### WHAT THE TASK REQUIRES
Keep only the lines of the listing that include the word "title", and copy them.
===
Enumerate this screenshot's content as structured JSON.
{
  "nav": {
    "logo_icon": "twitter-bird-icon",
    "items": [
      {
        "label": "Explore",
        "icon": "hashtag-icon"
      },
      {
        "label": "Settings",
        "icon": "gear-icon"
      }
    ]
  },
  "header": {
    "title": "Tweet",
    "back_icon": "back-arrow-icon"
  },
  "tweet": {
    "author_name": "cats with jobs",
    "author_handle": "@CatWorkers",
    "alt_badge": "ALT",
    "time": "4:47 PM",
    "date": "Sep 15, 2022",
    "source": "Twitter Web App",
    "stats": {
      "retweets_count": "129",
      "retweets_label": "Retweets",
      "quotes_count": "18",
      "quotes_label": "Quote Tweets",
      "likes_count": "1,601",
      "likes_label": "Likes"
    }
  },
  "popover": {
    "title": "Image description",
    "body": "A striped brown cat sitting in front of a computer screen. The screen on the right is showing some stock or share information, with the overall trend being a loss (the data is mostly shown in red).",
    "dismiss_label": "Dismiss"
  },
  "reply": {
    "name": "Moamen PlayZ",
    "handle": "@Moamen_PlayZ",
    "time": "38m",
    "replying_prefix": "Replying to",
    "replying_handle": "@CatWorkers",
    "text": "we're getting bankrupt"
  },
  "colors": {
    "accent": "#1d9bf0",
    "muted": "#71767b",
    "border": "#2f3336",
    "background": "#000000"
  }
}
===
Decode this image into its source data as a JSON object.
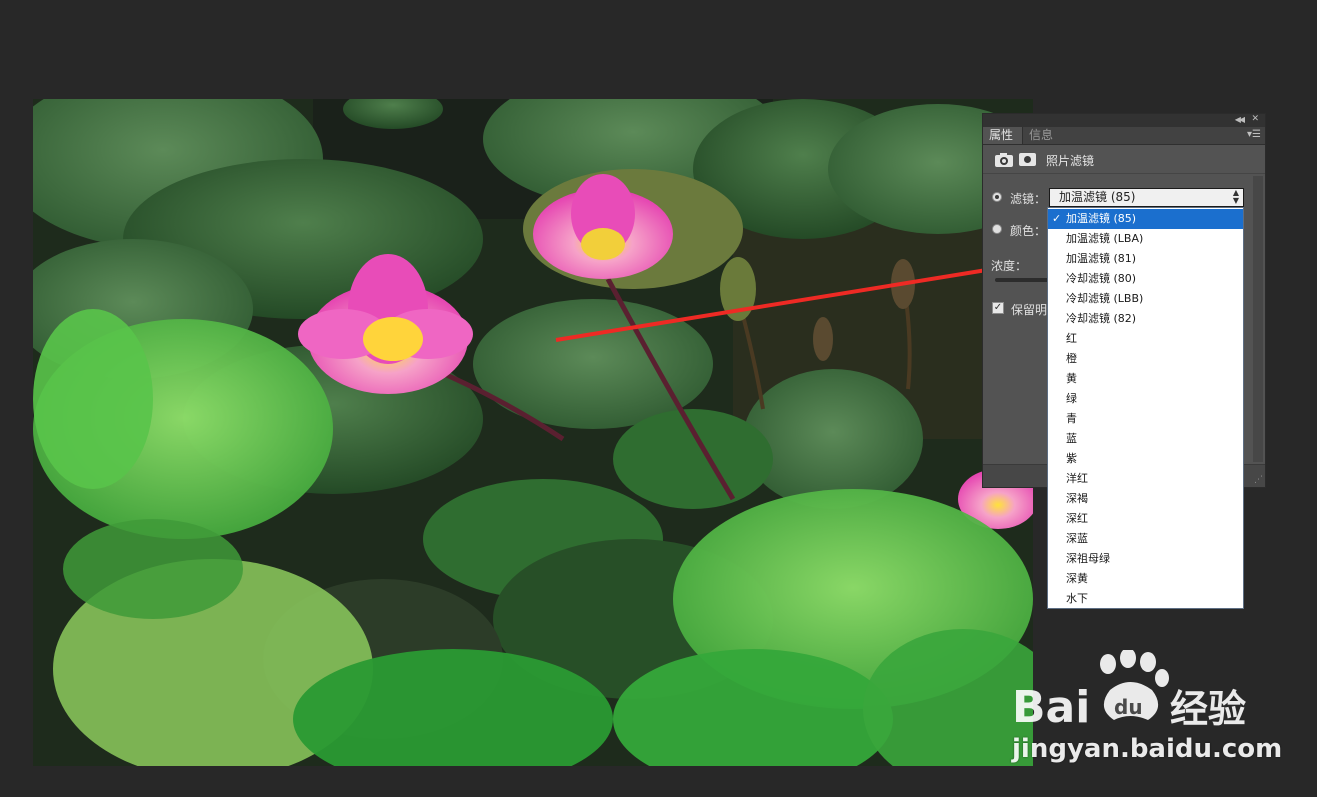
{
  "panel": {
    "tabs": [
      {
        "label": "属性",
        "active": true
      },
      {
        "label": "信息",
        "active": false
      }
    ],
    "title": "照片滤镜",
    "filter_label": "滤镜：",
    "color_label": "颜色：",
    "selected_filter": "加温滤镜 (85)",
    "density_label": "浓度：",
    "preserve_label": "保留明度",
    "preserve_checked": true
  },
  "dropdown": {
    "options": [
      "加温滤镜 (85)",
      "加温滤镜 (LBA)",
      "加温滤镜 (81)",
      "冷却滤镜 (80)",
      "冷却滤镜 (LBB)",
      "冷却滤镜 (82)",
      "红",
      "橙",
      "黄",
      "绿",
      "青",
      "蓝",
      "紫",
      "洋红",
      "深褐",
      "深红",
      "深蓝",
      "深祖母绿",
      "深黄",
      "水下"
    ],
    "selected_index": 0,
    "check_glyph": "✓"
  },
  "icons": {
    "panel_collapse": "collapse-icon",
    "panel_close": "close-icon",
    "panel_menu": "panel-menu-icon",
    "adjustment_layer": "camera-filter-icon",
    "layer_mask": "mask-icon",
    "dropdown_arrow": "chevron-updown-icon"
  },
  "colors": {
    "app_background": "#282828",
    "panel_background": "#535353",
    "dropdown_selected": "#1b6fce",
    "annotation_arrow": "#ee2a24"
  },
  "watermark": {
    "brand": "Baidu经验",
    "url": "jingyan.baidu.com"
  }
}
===
### RESPONSE BELOW
    "title": "Tweet",
    "title": "Image description",
    "title": "照片滤镜",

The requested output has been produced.